Meanwhile, Back at Vampire Lake...

Heard from Subterranean Press honcho Bill Schafer that my 14k novella "Vampire Lake" will be included in Subterranean: Tales of Dark Fantasy 2 after all. The piece ended up meshing well with an anthology built around signature author-created worlds and alternate versions of this one... though I'll bet green money that my tale ends up to be the meanest dog in the bunch. "Vampire Lake" is definitely one of those stories that stacks up the bad guys against the worst guys.

Top-drawer bunch of writers in this one, too: Blaylock and Powers, K. J. Parker, Caitlin R. Kiernan, and Joe Hill, just to name a few. Plus the antho will weigh in at over 100k, so it looks like most of the contributors turned in novellas. That's good news, and so is the publication date. January 2011 isn't that far off.

Anyway, click on over and check out the details. And if you want a little taste, here's the opening of "Vampire Lake":

They heard the bounty killer an hour before they saw him. Out there in the desert night. Playing that harmonica of his, though the sounds that came out if it weren't anything you'd call music. But he kept at it, and the racket carved the desert sands like Lucifer trenching a brimstone field with his pitchfork. A man who could raise that kind of hell with a harmonica was a man who could unsettle a room full of other men.

And that's why the customer sitting in Rumson's saloon did the things they did. Some slapped coin to the bar and made their exits. Others ordered up and drank more deeply, which pleased the barkeep. Still others unbuckled their gunbelts as the man with the harmonica drew nearer. They rolled leather studded with sheathed bullets around holstered Colts, and they stowed those weapons far from reluctant hands.

Outside, the harmonica had grown silent. The creak of saddle leather put a crease in the night.
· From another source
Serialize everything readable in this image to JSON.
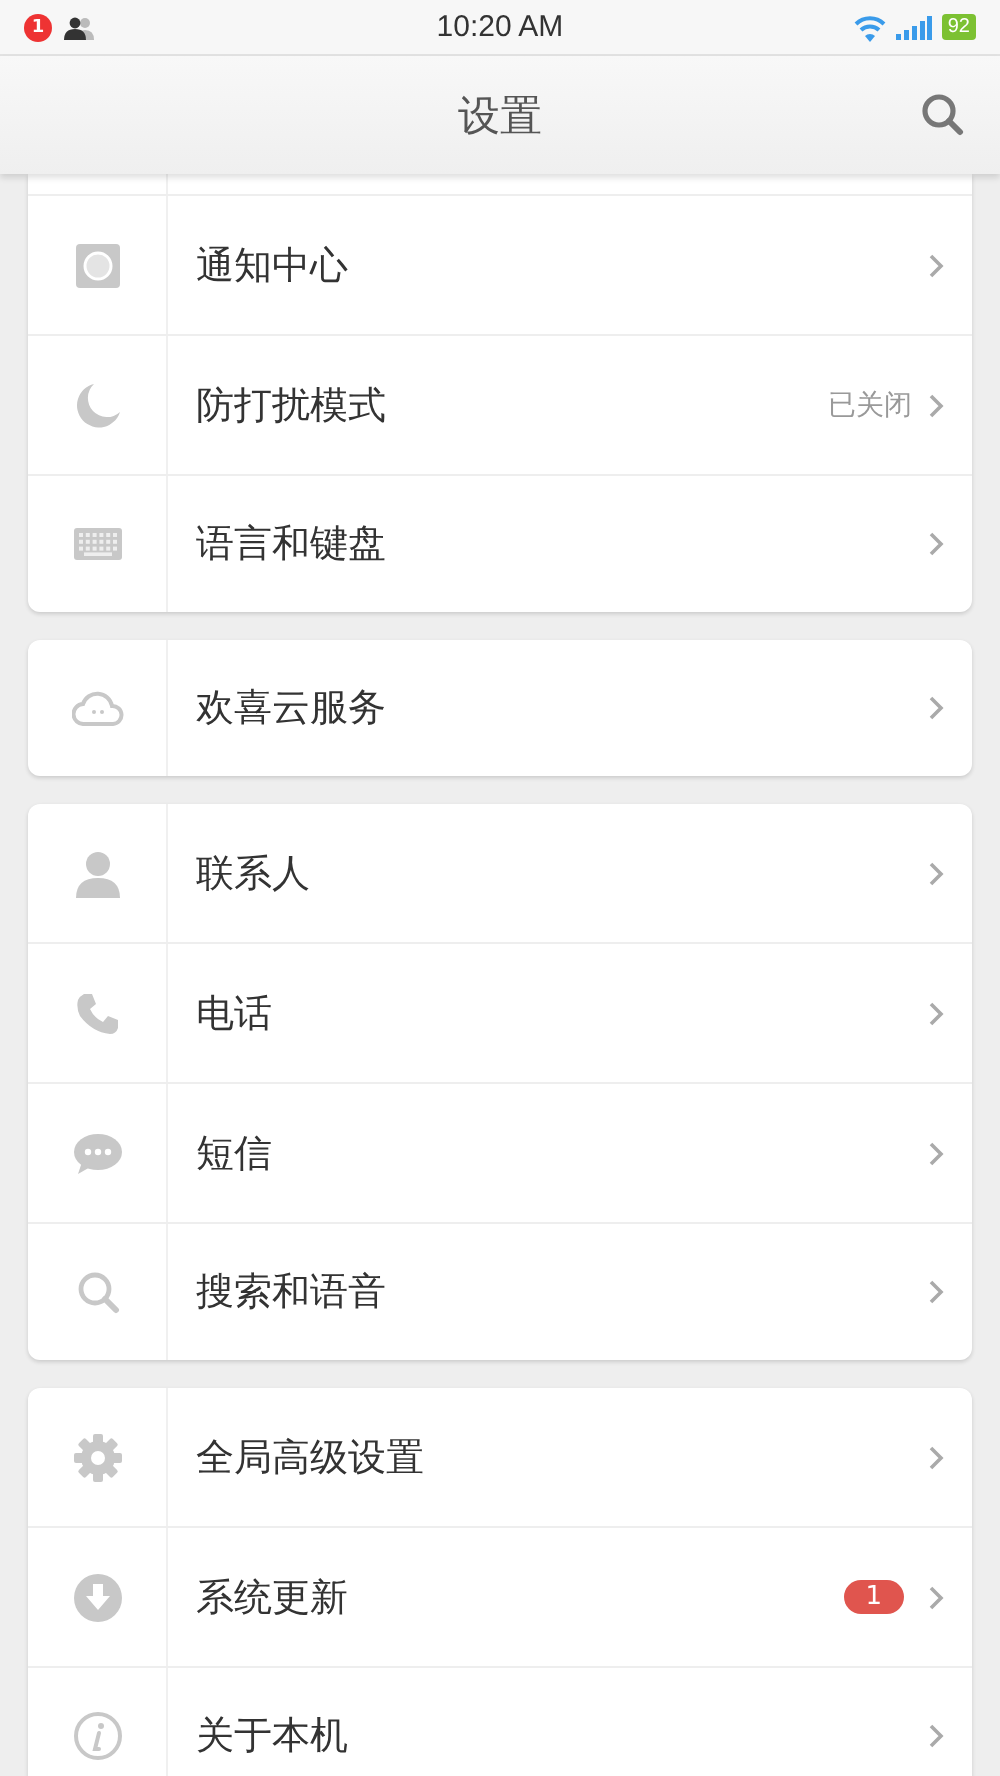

Then footsteps sounded across plank boards, and the bounty killer came through the batwings of Rumson's place.

He wore a patched coat the color of the desert, and he was dragging a man on a chain. One yank and the bounty killer bellied up to the bar. The gunman set his harmonica on the nicked pine surface. No one noticed the blood on the tarnished instrument, not with the poor skinny bastard trussed up in chains and padlocks crouching at the killer's feet. As far as the occupants of Rumson's saloon were concerned, that was the hunk of misery worth looking at, not a bloodstained Hohner that blew sour even on days that were sweet...